    Now, the issue which I originally posted about - the zero pressure - still exists. The odd thing is that when the boiler turns on, the pressure slowly cranks itself up to 1.3 or thereabouts, and the heating comes on. For reference, if I add water to the system, it tops out around 1.3 but when the boiler is off, it'll return to 0.

    Any thoughts? :)

    Thanks,

    Sartois
     
  10. Devil's Advocate

    Devil's Advocate Well-Known Member

    What do you mean by 'capped out'? What prevents it from going higher than 1.3bar? Is there a pressure release valve that opens at this point? If so, that's low.

    If a sealed system boiler like yours has zero pressure when cold which rises when heated, then that suggests an expansion vessel that's either faulty or needs recharging with air.

    Ok, a thought... You might have a 'heat only' boiler which is essentially the same as a 'system' boiler except it's used on a 'vented' system and not a 'sealed' type. BUT, many (most? all?) heat-only boilers can be adapted for a sealed system (like yours) but it will then require an expansion vessel to be fitted on the system somewhere - wherever there's easy access to a pipe.

    With an exp vessel fitted (or with an internal one as with a 'system' boiler), the pressure should be at around 1 bar (perhaps a bit more), but this should remain pretty steady when the system heats up, and not rise significantly higher. Basically, the pressure should be fairly 'stable' (and that's what the exp vessel does - it takes in the expanding water when hot, and releases it back to the sealed system as it cools = 'stable' pressure).

    So I wonder if the installing plumber was a complete git and used a 'heat-only' boiler on a sealed system, but DIDN'T add an exp vessel?

    That's just a guess.
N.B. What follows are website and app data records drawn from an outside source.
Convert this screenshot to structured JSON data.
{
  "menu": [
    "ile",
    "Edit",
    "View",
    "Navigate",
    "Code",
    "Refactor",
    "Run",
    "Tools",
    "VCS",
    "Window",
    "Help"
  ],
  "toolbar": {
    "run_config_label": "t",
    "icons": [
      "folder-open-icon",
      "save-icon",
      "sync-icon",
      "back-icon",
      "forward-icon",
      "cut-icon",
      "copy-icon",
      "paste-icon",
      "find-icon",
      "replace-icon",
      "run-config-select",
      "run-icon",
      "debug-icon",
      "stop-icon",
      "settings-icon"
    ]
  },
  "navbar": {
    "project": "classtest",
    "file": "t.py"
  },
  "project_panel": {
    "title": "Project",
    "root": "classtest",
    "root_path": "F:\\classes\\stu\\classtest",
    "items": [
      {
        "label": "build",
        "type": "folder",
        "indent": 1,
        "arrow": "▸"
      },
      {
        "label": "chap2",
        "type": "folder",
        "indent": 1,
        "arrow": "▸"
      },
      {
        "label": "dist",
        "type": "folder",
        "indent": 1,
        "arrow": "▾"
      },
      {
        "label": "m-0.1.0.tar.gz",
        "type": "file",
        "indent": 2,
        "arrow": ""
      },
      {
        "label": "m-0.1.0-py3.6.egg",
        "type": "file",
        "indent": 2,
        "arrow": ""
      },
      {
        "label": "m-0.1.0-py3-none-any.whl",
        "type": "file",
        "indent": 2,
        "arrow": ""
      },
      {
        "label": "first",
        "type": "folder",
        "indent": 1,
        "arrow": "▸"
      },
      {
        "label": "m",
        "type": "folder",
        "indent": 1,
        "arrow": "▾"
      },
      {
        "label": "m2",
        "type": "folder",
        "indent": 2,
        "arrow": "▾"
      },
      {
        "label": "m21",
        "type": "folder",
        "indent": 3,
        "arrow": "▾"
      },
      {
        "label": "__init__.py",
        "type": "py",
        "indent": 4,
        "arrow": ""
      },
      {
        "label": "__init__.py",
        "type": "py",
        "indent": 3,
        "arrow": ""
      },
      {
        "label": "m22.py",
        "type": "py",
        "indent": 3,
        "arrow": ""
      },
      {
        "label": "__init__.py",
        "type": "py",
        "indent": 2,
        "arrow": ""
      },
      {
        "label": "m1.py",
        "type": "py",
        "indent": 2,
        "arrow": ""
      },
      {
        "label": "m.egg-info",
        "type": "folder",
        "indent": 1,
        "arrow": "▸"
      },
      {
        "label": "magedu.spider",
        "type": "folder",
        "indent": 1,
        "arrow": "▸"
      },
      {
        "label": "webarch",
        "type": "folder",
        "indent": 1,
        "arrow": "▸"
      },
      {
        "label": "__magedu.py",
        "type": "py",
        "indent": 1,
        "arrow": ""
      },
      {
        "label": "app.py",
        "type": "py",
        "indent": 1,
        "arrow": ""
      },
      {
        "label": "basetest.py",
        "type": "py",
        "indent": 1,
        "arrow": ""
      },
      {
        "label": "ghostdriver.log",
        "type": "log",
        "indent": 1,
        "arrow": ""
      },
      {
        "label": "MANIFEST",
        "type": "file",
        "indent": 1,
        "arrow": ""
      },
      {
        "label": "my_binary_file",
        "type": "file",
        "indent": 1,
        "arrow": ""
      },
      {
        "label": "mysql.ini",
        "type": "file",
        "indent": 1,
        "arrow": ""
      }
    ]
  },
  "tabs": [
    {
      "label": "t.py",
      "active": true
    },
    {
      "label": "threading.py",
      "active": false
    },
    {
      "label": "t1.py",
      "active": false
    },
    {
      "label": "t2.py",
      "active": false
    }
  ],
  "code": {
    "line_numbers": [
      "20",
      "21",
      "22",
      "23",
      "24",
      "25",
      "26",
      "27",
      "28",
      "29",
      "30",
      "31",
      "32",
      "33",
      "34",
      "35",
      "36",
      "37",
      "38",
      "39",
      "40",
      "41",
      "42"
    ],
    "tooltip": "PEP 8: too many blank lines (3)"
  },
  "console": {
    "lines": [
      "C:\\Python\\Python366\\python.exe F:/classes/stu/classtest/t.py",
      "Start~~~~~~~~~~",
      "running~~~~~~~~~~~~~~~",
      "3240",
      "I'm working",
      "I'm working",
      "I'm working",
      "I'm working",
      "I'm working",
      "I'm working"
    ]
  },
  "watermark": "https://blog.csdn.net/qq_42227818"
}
But it adds up.
     
  11. Sartois

    Sartois New Member

    Hi DA!

    Nice to hear from you again! :) Yes, sorry, capped out meant the pressure gauge doesn't go more than 1.3 Bar.

    Hhmmm, I just about followed your argument, heh - is there any way I could establish whether there's an expansion vessel or not?

    Thanks,

    Sartois
     
  12. DIYDave.

    DIYDave. Well-Known Member

    If the system has been topped up on a regular basis to maintain pressure, then any inhibitor flowing around the system may be at a very low concentration - not good for a healthy boiler and pipework. Concentration can be checked with a kit

    Also regular water top ups adds fresh oxygenated water to the system, along with a low level of inhibitor, not a good mix and can cause rads to prematurely rust (amongst other issues)

    Sounds like your on the case so hopefully will be sorted :)
     

Share This Page